GIVEN DATA:
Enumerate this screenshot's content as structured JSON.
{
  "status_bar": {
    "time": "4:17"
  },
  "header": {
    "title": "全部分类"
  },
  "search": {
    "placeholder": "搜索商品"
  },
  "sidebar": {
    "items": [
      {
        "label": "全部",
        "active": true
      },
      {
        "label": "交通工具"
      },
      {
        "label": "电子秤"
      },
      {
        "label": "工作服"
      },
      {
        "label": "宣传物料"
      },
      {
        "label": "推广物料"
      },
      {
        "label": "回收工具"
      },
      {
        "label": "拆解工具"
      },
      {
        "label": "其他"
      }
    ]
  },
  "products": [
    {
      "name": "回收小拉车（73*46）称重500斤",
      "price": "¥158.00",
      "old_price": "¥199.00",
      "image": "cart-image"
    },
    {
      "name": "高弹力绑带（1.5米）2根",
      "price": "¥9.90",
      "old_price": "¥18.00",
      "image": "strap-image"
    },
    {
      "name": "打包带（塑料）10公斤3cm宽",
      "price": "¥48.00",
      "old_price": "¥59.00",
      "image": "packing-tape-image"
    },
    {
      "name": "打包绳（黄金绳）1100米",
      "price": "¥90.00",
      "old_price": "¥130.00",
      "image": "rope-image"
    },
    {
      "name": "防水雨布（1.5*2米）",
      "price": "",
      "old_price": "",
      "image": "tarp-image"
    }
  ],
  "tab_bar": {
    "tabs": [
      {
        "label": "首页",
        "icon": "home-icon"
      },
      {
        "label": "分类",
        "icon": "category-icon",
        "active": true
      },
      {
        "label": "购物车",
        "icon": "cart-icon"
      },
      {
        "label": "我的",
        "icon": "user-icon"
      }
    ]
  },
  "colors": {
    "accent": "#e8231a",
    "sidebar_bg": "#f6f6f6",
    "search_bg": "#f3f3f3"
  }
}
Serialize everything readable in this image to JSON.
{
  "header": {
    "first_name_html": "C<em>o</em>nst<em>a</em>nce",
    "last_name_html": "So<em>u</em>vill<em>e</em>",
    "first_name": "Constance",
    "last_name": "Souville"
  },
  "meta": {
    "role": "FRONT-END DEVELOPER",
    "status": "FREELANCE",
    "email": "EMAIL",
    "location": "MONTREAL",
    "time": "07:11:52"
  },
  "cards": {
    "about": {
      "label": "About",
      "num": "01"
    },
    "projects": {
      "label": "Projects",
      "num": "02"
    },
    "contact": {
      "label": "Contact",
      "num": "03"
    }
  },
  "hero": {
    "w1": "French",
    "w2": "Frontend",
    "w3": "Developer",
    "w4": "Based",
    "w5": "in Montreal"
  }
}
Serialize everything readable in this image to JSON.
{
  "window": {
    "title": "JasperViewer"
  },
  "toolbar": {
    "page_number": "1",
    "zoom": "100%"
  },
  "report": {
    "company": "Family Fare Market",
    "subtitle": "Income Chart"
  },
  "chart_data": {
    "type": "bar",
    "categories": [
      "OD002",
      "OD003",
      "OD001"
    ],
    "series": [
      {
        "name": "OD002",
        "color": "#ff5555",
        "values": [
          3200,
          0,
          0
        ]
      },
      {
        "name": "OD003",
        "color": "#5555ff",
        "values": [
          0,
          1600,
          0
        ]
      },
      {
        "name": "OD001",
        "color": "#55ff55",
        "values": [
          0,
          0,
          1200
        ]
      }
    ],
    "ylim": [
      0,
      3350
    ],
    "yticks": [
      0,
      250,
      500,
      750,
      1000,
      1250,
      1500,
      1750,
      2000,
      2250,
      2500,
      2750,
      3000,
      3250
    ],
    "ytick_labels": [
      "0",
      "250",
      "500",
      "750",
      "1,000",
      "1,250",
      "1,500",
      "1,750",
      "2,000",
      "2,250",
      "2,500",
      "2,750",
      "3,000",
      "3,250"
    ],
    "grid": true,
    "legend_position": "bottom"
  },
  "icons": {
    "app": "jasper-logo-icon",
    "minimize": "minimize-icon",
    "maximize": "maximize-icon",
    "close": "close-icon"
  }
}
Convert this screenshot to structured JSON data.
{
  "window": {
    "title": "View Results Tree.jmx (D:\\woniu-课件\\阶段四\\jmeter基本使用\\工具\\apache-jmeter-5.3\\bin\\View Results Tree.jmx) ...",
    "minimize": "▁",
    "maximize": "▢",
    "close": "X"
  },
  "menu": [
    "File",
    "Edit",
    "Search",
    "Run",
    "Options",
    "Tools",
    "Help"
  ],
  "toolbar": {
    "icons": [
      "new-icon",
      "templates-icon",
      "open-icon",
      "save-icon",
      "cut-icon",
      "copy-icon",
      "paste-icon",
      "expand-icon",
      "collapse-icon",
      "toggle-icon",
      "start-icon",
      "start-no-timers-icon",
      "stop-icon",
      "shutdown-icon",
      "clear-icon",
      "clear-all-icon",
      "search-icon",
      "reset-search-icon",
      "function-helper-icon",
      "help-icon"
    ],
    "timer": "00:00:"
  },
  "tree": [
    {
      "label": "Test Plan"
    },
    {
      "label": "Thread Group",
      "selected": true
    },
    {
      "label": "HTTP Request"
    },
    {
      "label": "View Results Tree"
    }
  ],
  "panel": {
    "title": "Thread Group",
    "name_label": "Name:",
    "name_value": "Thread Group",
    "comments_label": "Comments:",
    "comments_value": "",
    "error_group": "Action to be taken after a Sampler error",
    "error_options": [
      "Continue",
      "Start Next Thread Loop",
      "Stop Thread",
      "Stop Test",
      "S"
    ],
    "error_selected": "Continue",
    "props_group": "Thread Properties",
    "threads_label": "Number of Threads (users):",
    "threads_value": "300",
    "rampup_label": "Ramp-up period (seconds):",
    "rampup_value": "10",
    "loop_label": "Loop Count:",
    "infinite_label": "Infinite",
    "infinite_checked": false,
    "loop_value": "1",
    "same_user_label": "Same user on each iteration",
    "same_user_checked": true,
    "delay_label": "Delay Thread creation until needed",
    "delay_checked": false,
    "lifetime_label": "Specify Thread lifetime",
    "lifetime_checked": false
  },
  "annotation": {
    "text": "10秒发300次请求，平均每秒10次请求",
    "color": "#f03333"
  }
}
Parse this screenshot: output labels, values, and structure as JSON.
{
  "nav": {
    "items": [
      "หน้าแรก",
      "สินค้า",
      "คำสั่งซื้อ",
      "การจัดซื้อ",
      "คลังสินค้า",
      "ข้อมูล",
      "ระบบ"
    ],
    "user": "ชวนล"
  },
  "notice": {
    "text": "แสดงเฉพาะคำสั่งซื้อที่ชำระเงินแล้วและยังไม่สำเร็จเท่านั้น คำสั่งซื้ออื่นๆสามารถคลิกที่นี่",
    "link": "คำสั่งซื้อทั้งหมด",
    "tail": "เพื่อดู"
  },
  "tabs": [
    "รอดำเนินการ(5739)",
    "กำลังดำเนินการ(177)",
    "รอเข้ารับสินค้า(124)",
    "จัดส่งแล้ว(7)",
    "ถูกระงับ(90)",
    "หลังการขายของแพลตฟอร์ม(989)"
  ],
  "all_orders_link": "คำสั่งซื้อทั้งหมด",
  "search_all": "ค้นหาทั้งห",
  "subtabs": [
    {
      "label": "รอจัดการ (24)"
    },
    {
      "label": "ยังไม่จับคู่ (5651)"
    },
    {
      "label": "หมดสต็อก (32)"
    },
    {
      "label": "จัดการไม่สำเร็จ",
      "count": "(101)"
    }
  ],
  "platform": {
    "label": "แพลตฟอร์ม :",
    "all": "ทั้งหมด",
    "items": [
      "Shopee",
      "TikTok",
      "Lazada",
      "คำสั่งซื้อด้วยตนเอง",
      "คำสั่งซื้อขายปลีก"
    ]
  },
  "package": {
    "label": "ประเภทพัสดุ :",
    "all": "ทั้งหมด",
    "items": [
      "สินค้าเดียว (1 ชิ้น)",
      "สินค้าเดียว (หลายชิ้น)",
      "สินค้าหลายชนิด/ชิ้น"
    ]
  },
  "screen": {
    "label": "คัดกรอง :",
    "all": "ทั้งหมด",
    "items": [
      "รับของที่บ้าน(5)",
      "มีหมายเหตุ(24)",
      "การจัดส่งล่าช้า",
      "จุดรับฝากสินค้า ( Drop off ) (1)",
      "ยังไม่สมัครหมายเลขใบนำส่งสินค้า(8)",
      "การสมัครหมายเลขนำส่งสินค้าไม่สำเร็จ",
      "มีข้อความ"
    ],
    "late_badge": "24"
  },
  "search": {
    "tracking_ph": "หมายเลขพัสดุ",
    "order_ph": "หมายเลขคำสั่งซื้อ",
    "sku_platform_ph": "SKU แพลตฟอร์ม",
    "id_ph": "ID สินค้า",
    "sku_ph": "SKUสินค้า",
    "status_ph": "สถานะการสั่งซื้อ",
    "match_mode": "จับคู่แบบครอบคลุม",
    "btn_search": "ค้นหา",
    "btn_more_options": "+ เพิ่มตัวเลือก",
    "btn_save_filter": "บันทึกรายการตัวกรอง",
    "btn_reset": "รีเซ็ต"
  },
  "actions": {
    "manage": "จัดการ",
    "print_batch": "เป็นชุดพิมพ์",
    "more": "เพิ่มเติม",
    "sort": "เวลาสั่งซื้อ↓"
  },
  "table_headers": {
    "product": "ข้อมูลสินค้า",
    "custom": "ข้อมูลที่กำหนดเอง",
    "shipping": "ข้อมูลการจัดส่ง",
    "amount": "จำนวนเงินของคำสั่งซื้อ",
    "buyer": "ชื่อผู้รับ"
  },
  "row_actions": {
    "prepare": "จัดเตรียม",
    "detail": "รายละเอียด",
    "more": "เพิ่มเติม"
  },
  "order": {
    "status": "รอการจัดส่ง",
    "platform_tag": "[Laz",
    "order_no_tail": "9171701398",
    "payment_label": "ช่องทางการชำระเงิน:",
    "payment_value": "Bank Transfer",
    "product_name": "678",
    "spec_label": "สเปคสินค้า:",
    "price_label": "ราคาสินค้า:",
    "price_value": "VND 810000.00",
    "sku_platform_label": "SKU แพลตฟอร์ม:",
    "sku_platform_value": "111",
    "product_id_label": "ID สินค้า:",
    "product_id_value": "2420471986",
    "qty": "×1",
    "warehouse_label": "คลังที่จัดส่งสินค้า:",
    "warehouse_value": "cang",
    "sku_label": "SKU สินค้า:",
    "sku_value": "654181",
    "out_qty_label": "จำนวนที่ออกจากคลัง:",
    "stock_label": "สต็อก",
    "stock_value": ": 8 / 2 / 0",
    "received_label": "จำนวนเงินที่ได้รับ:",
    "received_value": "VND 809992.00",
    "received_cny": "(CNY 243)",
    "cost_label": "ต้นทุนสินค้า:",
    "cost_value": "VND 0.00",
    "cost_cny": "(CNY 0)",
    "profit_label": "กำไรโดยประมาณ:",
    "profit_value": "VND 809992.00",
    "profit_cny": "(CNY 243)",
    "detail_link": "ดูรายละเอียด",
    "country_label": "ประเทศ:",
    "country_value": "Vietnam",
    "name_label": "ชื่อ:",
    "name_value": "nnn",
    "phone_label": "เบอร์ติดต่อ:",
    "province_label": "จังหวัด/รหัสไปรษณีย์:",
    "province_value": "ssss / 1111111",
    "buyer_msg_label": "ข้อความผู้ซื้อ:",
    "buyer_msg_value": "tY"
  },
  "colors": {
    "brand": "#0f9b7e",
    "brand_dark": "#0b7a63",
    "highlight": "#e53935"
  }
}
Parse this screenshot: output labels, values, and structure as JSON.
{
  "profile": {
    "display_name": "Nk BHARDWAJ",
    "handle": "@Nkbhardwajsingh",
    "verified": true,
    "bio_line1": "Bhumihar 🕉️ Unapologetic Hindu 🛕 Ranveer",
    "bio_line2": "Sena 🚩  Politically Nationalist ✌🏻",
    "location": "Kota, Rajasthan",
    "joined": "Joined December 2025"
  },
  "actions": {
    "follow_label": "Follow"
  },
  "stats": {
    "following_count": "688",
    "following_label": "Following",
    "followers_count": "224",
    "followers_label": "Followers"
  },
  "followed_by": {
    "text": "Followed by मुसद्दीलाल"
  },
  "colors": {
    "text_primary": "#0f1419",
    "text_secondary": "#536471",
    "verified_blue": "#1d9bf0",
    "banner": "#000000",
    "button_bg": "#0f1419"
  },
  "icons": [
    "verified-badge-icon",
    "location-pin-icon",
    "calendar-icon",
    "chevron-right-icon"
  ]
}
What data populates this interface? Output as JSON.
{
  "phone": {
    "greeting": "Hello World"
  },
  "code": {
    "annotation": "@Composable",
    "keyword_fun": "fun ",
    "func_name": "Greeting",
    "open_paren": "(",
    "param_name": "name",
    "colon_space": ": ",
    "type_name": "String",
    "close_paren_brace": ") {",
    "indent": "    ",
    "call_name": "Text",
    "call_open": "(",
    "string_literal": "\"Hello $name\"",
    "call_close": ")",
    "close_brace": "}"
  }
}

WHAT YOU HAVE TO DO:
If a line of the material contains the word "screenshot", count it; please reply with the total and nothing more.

SOLUTION:
4